SOURCE INFORMATION
......

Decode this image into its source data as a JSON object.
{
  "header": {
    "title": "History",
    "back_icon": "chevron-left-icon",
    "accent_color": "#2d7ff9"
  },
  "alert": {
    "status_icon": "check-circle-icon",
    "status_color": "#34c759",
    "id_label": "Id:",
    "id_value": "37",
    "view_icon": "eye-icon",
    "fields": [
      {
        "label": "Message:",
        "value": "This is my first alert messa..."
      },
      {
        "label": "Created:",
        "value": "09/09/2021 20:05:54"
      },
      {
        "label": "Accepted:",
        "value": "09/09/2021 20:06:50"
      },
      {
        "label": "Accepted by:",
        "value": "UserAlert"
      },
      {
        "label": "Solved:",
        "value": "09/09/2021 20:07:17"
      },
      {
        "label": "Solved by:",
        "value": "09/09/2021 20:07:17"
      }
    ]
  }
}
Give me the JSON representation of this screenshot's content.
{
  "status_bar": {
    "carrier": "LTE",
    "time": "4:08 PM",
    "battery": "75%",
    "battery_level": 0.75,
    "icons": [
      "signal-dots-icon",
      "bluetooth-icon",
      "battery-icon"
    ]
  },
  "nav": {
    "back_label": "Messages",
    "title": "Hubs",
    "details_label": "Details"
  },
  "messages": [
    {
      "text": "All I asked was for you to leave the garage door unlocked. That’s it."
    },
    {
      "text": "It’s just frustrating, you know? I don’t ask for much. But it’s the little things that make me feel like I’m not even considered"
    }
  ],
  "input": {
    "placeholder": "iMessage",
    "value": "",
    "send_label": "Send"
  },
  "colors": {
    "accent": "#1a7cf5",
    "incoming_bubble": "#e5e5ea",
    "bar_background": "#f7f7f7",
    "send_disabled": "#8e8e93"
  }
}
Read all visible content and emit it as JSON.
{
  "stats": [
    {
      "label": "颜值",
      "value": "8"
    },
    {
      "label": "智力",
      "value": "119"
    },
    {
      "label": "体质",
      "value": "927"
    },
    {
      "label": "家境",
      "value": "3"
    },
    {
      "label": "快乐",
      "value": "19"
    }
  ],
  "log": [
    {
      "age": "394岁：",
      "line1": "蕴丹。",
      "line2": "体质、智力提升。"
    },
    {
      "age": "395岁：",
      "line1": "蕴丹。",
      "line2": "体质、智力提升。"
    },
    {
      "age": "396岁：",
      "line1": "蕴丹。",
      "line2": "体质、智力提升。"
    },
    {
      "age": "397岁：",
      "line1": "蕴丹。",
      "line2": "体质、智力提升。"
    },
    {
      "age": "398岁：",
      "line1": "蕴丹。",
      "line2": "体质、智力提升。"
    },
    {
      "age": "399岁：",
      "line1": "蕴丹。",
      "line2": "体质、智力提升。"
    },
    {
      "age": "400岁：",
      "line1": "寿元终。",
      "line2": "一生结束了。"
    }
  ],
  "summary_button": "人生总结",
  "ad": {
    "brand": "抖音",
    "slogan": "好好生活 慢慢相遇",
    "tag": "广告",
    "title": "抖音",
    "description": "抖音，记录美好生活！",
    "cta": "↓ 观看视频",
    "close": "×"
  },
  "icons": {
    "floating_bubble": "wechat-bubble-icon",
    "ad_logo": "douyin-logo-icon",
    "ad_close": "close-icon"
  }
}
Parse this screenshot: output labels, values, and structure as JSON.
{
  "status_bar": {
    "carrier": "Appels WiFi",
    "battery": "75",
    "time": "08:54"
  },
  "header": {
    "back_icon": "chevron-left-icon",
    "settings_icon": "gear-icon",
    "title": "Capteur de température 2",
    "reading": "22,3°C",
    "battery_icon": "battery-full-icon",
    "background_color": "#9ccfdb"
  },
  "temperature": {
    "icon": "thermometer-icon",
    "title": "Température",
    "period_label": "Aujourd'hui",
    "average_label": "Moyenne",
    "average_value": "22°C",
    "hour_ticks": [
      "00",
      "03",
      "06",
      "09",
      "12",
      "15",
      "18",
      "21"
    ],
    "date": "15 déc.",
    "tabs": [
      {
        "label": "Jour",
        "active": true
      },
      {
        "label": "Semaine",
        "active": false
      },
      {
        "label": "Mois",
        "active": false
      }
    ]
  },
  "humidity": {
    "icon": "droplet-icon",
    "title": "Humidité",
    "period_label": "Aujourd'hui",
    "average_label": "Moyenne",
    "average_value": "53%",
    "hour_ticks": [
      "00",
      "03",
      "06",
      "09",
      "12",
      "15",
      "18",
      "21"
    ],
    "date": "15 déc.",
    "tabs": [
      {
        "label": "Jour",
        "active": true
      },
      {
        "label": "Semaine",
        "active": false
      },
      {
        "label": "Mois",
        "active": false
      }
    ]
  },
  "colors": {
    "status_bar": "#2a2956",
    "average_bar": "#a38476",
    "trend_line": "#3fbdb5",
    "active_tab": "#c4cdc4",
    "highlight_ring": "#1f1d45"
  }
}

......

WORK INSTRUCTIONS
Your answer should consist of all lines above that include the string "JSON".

RESPONSE
Decode this image into its source data as a JSON object.
Give me the JSON representation of this screenshot's content.
Read all visible content and emit it as JSON.
Parse this screenshot: output labels, values, and structure as JSON.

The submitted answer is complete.